by Aero Cavalier / Staff Reporter
Psychology as both a major and a minor has gotten a lot of attention over the years, and it is now one of the most popular degrees available at Roosevelt University. Its flexibility is useful for all types of fields and can be used in many jobs and research opportunities. No one at Roosevelt University is as passionate about RU’s psychology programs than Dr. Elijah Ricks, psychology professor and coordinator of the forensic psychology concentration.
“To me, [psychology] is the most relevant thing you can study, because we’re all human and we all experience these things that psychology tries to deal with,” said Ricks.
Although Dr. Ricks finds it to be a useful major and believes everyone should take “a couple classes” in psychology, he cautions that if you choose to pursue a career in the field, you should be prepared for graduate school or familiar with jobs that you can do with just a bachelor’s degree.
Dr. Ricks is now entering his fifth year at Roosevelt, and over his duration at the university, he has garnered acclaim from his students because of his dynamic teaching style and personable skills.
“You have to be dedicated to what you’re doing,” said Dr. Ricks. “You have to really care about the students you’re teaching or else you’re wasting everybody’s time. You have to want them to succeed and do everything you can for them to succeed, and that shapes everything else.” Although it may not be easy to be so intricately tied to his work, Ricks said he still enjoys his job as a professor.
Dr. Ricks’ efforts haven’t been for naught. Many of the students find his enthusiasm and patience with students to also be his most significant qualities as a professor. One of Dr. Ricks’ students, Gina Guerra, a senior majoring in psychology, is one of the admiring students.

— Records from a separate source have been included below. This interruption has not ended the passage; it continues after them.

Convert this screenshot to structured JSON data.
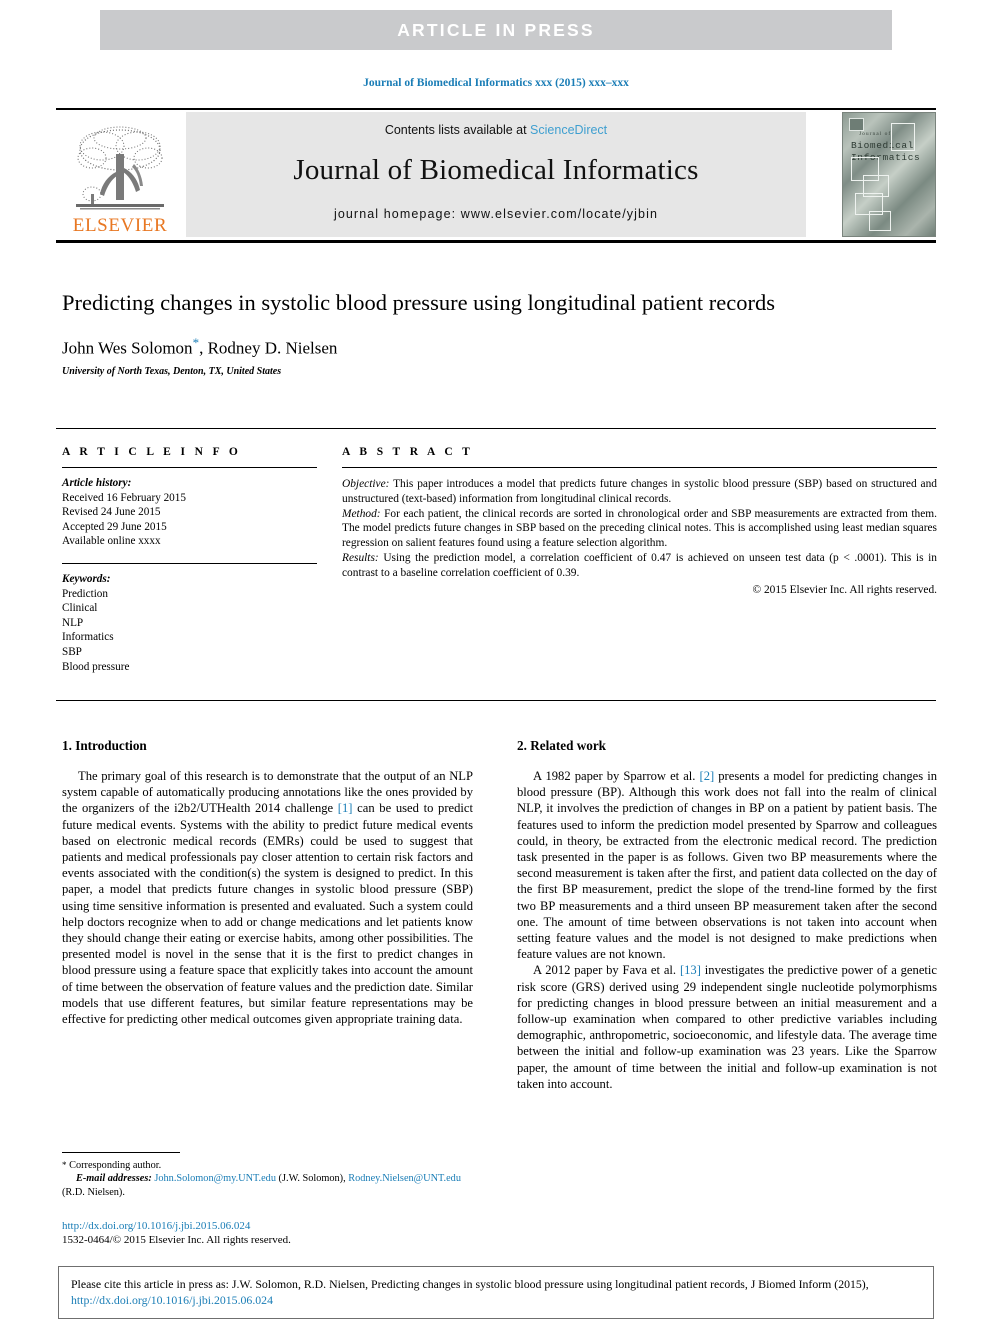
{
  "banner": {
    "text": "ARTICLE  IN  PRESS"
  },
  "running_head": "Journal of Biomedical Informatics xxx (2015) xxx–xxx",
  "masthead": {
    "contents_prefix": "Contents lists available at ",
    "sciencedirect": "ScienceDirect",
    "journal_name": "Journal of Biomedical Informatics",
    "homepage": "journal homepage: www.elsevier.com/locate/yjbin",
    "publisher_wordmark": "ELSEVIER",
    "cover_kicker": "Journal of",
    "cover_title_line1": "Biomedical",
    "cover_title_line2": "Informatics"
  },
  "title": "Predicting changes in systolic blood pressure using longitudinal patient records",
  "authors": {
    "author1": "John Wes Solomon",
    "corresponding_mark": "*",
    "author2": ", Rodney D. Nielsen",
    "affiliation": "University of North Texas, Denton, TX, United States"
  },
  "article_info": {
    "heading": "A R T I C L E    I N F O",
    "history_label": "Article history:",
    "history": [
      "Received 16 February 2015",
      "Revised 24 June 2015",
      "Accepted 29 June 2015",
      "Available online xxxx"
    ],
    "keywords_label": "Keywords:",
    "keywords": [
      "Prediction",
      "Clinical",
      "NLP",
      "Informatics",
      "SBP",
      "Blood pressure"
    ]
  },
  "abstract": {
    "heading": "A B S T R A C T",
    "objective_label": "Objective:",
    "objective_text": " This paper introduces a model that predicts future changes in systolic blood pressure (SBP) based on structured and unstructured (text-based) information from longitudinal clinical records.",
    "method_label": "Method:",
    "method_text": " For each patient, the clinical records are sorted in chronological order and SBP measurements are extracted from them. The model predicts future changes in SBP based on the preceding clinical notes. This is accomplished using least median squares regression on salient features found using a feature selection algorithm.",
    "results_label": "Results:",
    "results_text": " Using the prediction model, a correlation coefficient of 0.47 is achieved on unseen test data (p < .0001). This is in contrast to a baseline correlation coefficient of 0.39.",
    "copyright": "© 2015 Elsevier Inc. All rights reserved."
  },
  "sections": {
    "intro": {
      "heading": "1. Introduction",
      "paragraph_pre": "The primary goal of this research is to demonstrate that the output of an NLP system capable of automatically producing annotations like the ones provided by the organizers of the i2b2/UTHealth 2014 challenge ",
      "ref": "[1]",
      "paragraph_post": " can be used to predict future medical events. Systems with the ability to predict future medical events based on electronic medical records (EMRs) could be used to suggest that patients and medical professionals pay closer attention to certain risk factors and events associated with the condition(s) the system is designed to predict. In this paper, a model that predicts future changes in systolic blood pressure (SBP) using time sensitive information is presented and evaluated. Such a system could help doctors recognize when to add or change medications and let patients know they should change their eating or exercise habits, among other possibilities. The presented model is novel in the sense that it is the first to predict changes in blood pressure using a feature space that explicitly takes into account the amount of time between the observation of feature values and the prediction date. Similar models that use different features, but similar feature representations may be effective for predicting other medical outcomes given appropriate training data."
    },
    "related": {
      "heading": "2. Related work",
      "p1_pre": "A 1982 paper by Sparrow et al. ",
      "p1_ref": "[2]",
      "p1_post": " presents a model for predicting changes in blood pressure (BP). Although this work does not fall into the realm of clinical NLP, it involves the prediction of changes in BP on a patient by patient basis. The features used to inform the prediction model presented by Sparrow and colleagues could, in theory, be extracted from the electronic medical record. The prediction task presented in the paper is as follows. Given two BP measurements where the second measurement is taken after the first, and patient data collected on the day of the first BP measurement, predict the slope of the trend-line formed by the first two BP measurements and a third unseen BP measurement taken after the second one. The amount of time between observations is not taken into account when setting feature values and the model is not designed to make predictions when feature values are not known.",
      "p2_pre": "A 2012 paper by Fava et al. ",
      "p2_ref": "[13]",
      "p2_post": " investigates the predictive power of a genetic risk score (GRS) derived using 29 independent single nucleotide polymorphisms for predicting changes in blood pressure between an initial measurement and a follow-up examination when compared to other predictive variables including demographic, anthropometric, socioeconomic, and lifestyle data. The average time between the initial and follow-up examination was 23 years. Like the Sparrow paper, the amount of time between the initial and follow-up examination is not taken into account."
    }
  },
  "footnote": {
    "star": "*",
    "corresponding": " Corresponding author.",
    "email_label": "E-mail addresses:",
    "email1": "John.Solomon@my.UNT.edu",
    "email1_owner": " (J.W. Solomon), ",
    "email2": "Rodney.Nielsen@UNT.edu",
    "email2_owner": " (R.D. Nielsen)."
  },
  "doi_block": {
    "doi_url": "http://dx.doi.org/10.1016/j.jbi.2015.06.024",
    "issn_line": "1532-0464/© 2015 Elsevier Inc. All rights reserved."
  },
  "cite_footer": {
    "text_pre": "Please cite this article in press as: J.W. Solomon, R.D. Nielsen, Predicting changes in systolic blood pressure using longitudinal patient records, J Biomed Inform (2015), ",
    "link": "http://dx.doi.org/10.1016/j.jbi.2015.06.024"
  },
  "colors": {
    "banner_gray": "#c9cacc",
    "masthead_gray": "#e6e6e6",
    "link_blue": "#1a7db6",
    "sciencedirect_blue": "#3f9fd0",
    "elsevier_orange": "#e87722"
  }
}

“He’s a really good professor; he’s there for you when you need someone, he’s very caring, he loves his work,” Guerra said.
At her first year at Roosevelt University, Guerra found herself in Ricks’ Advanced Forensic Psychology course questioning her major.
“He instantly changed my perspective on why I’m majoring in psychology,” said Guerra. “Before that I was kind of swaying away from it. I was like ‘Oh, do I really want to do psych? Why am I interested in this?’” This year, Guerra is again in a psychology class taught by Dr. Ricks and plans on pursuing graduate school after her graduation in the spring.
Another one of Ricks’ students, Amiracle Williams-Anderson, a junior majoring in psychology with a minor in writing, has also credited him with giving her relevant information than can help her in her future.
“I went away for the summer to do research at Michigan State and we had a whole week of statistics,” said Williams-Anderson. “The professors there made it kind of hard to understand things, but because I had Dr. Ricks before leaving, I fully understood the concepts.”
Dr. Ricks has been an influential professor to many of his students by not only advancing their education but also by being a support system and role model.
“If you really care about what you do, that will come across,” Ricks said.
According to his students this statement holds true.
“I appreciate his work a lot. I really have enjoyed his classes,” said Guerra. “And he’s honestly one of my favorite professors, I’m not going to lie.”